> _Description of the task_
Everything in the entries except the pictures should be copied exactly.

> _Information supplied_
########################################

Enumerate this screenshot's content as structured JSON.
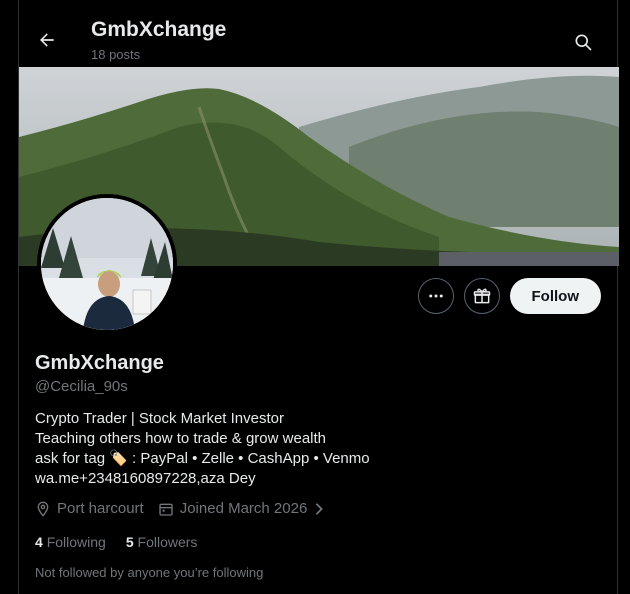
{
  "header": {
    "title": "GmbXchange",
    "posts_count": "18 posts"
  },
  "profile": {
    "name": "GmbXchange",
    "handle": "@Cecilia_90s",
    "bio_lines": [
      "Crypto Trader | Stock Market Investor",
      "Teaching others how to trade & grow wealth",
      "ask for tag 🏷️ : PayPal • Zelle • CashApp • Venmo",
      "wa.me+2348160897228,aza Dey"
    ],
    "location": "Port harcourt",
    "joined": "Joined March 2026"
  },
  "actions": {
    "more_icon": "more-icon",
    "gift_icon": "gift-icon",
    "follow_label": "Follow"
  },
  "stats": {
    "following_count": "4",
    "following_label": "Following",
    "followers_count": "5",
    "followers_label": "Followers"
  },
  "social_context": "Not followed by anyone you’re following",
  "colors": {
    "background": "#000000",
    "text_primary": "#e7e9ea",
    "text_secondary": "#71767b",
    "border": "#2f3336",
    "follow_bg": "#eff3f4"
  }
}
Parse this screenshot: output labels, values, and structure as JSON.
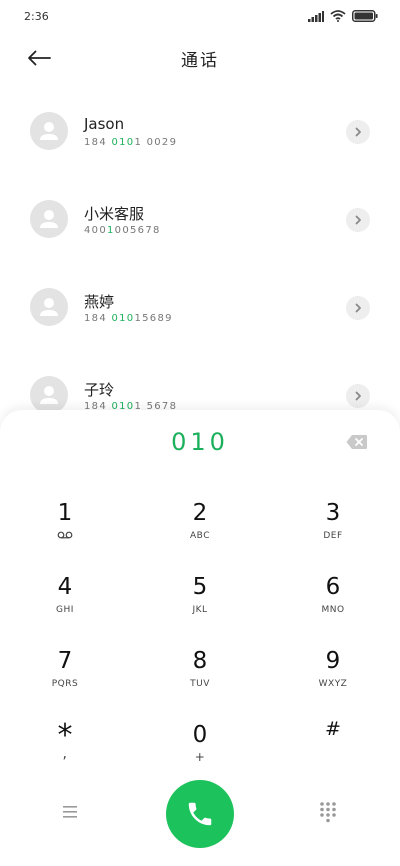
{
  "status_bar": {
    "time": "2:36"
  },
  "header": {
    "title": "通话"
  },
  "contacts": [
    {
      "name": "Jason",
      "number_parts": [
        "184 ",
        "010",
        "1 0029"
      ]
    },
    {
      "name": "小米客服",
      "number_parts": [
        "400",
        "1",
        "005678"
      ]
    },
    {
      "name": "燕婷",
      "number_parts": [
        "184 ",
        "010",
        "15689"
      ]
    },
    {
      "name": "子玲",
      "number_parts": [
        "184 ",
        "010",
        "1 5678"
      ]
    }
  ],
  "dialpad": {
    "input": "010",
    "keys": [
      {
        "digit": "1",
        "letters": "",
        "icon": "voicemail-icon"
      },
      {
        "digit": "2",
        "letters": "ABC"
      },
      {
        "digit": "3",
        "letters": "DEF"
      },
      {
        "digit": "4",
        "letters": "GHI"
      },
      {
        "digit": "5",
        "letters": "JKL"
      },
      {
        "digit": "6",
        "letters": "MNO"
      },
      {
        "digit": "7",
        "letters": "PQRS"
      },
      {
        "digit": "8",
        "letters": "TUV"
      },
      {
        "digit": "9",
        "letters": "WXYZ"
      },
      {
        "digit": "*",
        "letters": ","
      },
      {
        "digit": "0",
        "letters": "+"
      },
      {
        "digit": "#",
        "letters": ""
      }
    ]
  },
  "colors": {
    "accent": "#1db05c",
    "call_button": "#1cc25b",
    "avatar_bg": "#e3e3e3"
  }
}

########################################

> _Solution below_
Enumerate this screenshot's content as structured JSON.
{
  "header": {
    "title": "GmbXchange",
    "posts_count": "18 posts"
  },
  "profile": {
    "name": "GmbXchange",
    "handle": "@Cecilia_90s",
    "bio_lines": [
      "Crypto Trader | Stock Market Investor",
      "Teaching others how to trade & grow wealth",
      "ask for tag 🏷️ : PayPal • Zelle • CashApp • Venmo",
      "wa.me+2348160897228,aza Dey"
    ],
    "location": "Port harcourt",
    "joined": "Joined March 2026"
  },
  "actions": {
    "more_icon": "more-icon",
    "gift_icon": "gift-icon",
    "follow_label": "Follow"
  },
  "stats": {
    "following_count": "4",
    "following_label": "Following",
    "followers_count": "5",
    "followers_label": "Followers"
  },
  "social_context": "Not followed by anyone you’re following",
  "colors": {
    "background": "#000000",
    "text_primary": "#e7e9ea",
    "text_secondary": "#71767b",
    "border": "#2f3336",
    "follow_bg": "#eff3f4"
  }
}
Parse this screenshot: output labels, values, and structure as JSON.
{
  "status_bar": {
    "time": "2:36"
  },
  "header": {
    "title": "通话"
  },
  "contacts": [
    {
      "name": "Jason",
      "number_parts": [
        "184 ",
        "010",
        "1 0029"
      ]
    },
    {
      "name": "小米客服",
      "number_parts": [
        "400",
        "1",
        "005678"
      ]
    },
    {
      "name": "燕婷",
      "number_parts": [
        "184 ",
        "010",
        "15689"
      ]
    },
    {
      "name": "子玲",
      "number_parts": [
        "184 ",
        "010",
        "1 5678"
      ]
    }
  ],
  "dialpad": {
    "input": "010",
    "keys": [
      {
        "digit": "1",
        "letters": "",
        "icon": "voicemail-icon"
      },
      {
        "digit": "2",
        "letters": "ABC"
      },
      {
        "digit": "3",
        "letters": "DEF"
      },
      {
        "digit": "4",
        "letters": "GHI"
      },
      {
        "digit": "5",
        "letters": "JKL"
      },
      {
        "digit": "6",
        "letters": "MNO"
      },
      {
        "digit": "7",
        "letters": "PQRS"
      },
      {
        "digit": "8",
        "letters": "TUV"
      },
      {
        "digit": "9",
        "letters": "WXYZ"
      },
      {
        "digit": "*",
        "letters": ","
      },
      {
        "digit": "0",
        "letters": "+"
      },
      {
        "digit": "#",
        "letters": ""
      }
    ]
  },
  "colors": {
    "accent": "#1db05c",
    "call_button": "#1cc25b",
    "avatar_bg": "#e3e3e3"
  }
}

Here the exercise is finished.